April 18, 2012
FORT RUCKER, Ala. (April 19, 2012) -- It's not uncommon for people to have mostly empty prescription bottles hiding in the back of the medicine cabinet. Perhaps it's the cough syrup left over after a sinus infection last year, a few pain pills a Family member didn't take when recovering from surgery or a bottle of medication left unused after a physician prescribed something new.
Whatever the medication, Prescription Take Back Day April 28 from 10 a.m. to 2 p.m. is a safe and easy way to dispose of it in the proper way, according to Jesse Hunt, Fort Rucker's drug abuse prevention coordinator.
The national initiative, sponsored by the Drug Enforcement Administration, provides a way for people across the country to turn in expired, unwanted or unused controlled substances and other medication for destruction by the DEA, he said.
Last October, Americans turned in more than 377,000 pounds during a similar nationwide event, Hunt said, referencing the DEA website.
Around Fort Rucker, residents can turn in unused medication at the Fort Rucker Post Exchange Mall, the Daleville Grocery Outlet, Enterprise Morgan Square, Ozark Wal-Mart and the Dothan Police Station, he said.
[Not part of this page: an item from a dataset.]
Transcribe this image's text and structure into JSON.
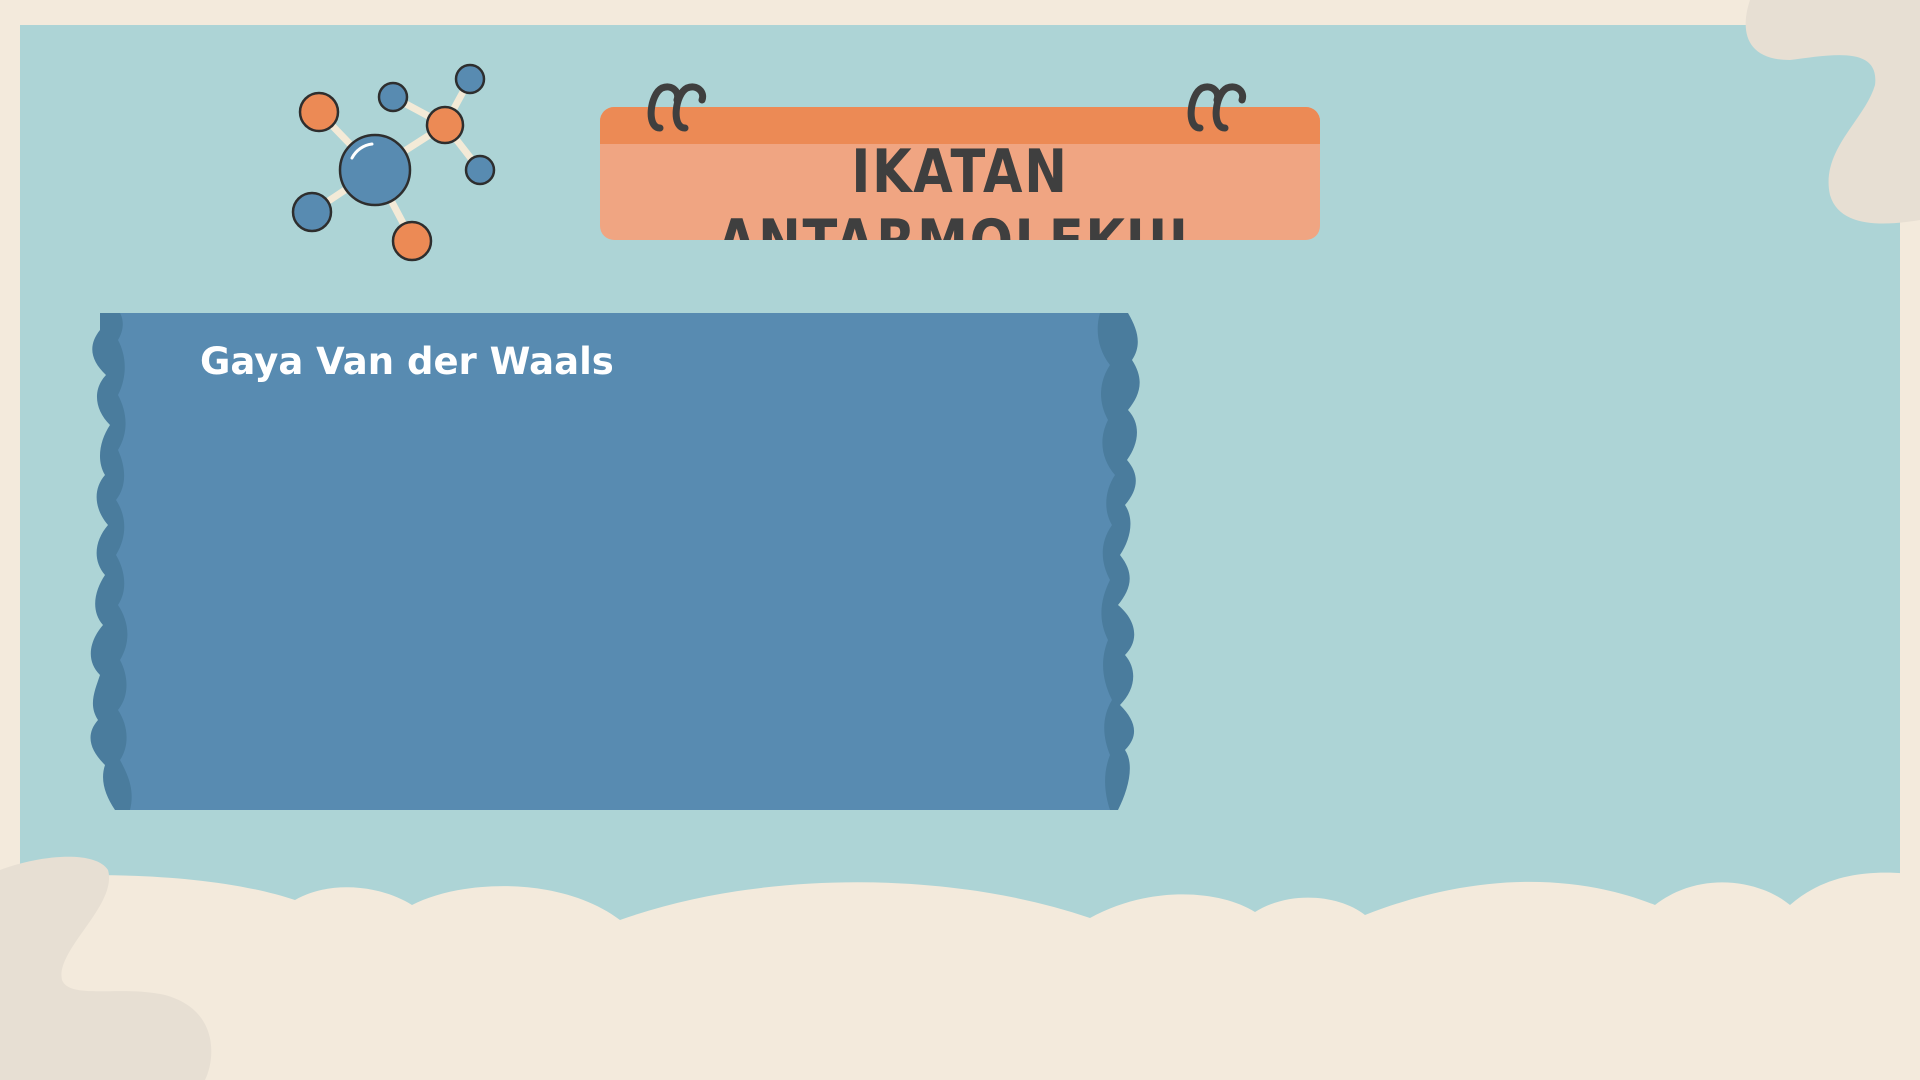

At each drop-off point, a law enforcement officer will guard the discarded medication. In addition, at the PX on post, a pharmacy representative will be present to answer questions.
"It's literally you've got some old medicine and throw it in the box," Hunt said. "You're not going to be asked your name, how you got it or why you have it. It's an anonymous-type deal."
Disposing of medication improperly is bad for the environment, but leaving unused medication at home can be dangerous, too. "If you've got stuff in the cabinet, it's an attractive item for children," he said. "And senior adults have senior moments. We have some adults who don't wait until they are seniors to have senior moments … it's a challenge for people like me to go through and clean out my medicine cabinet."
Hunt said many people will keep unused medication to avoid a trip to the pharmacy, but he recommends disposing of any medication that is more than a year old.
"After about a year, many medications tend to lose their effectiveness and they don't do what they were originally intended to do," he explained. "In the meantime, they are attractive containers for someone who is feeling bad who says, "I don't care what's in here, I'm going to take it because anything is going to be an improvement over the way I feel now.' And so they take the medication which may in fact make them feel worse."
Other people may take old medicine in an attempt to self-medicate, but this can keep them from seeking medical care they actually need, said Amanda K. White, a staff pharmacist at Lyster Army Health Clinic.
"The best way to dispose of medications is to come to one of these turn-ins," she said, adding that other people, including children and pets, still have access to medication that is thrown in the trash. Plus, "it's not good for the environment."
The real goal of Prescription Take Back Day is to increase awareness about the dangers of prescription medication, Hunt said.
"This program has turned out to be a lot more effective than I thought it would be," he said. "I thought people would just throw their medication in the garbage but there are people who are concerned about our environment and want to dispose of things properly."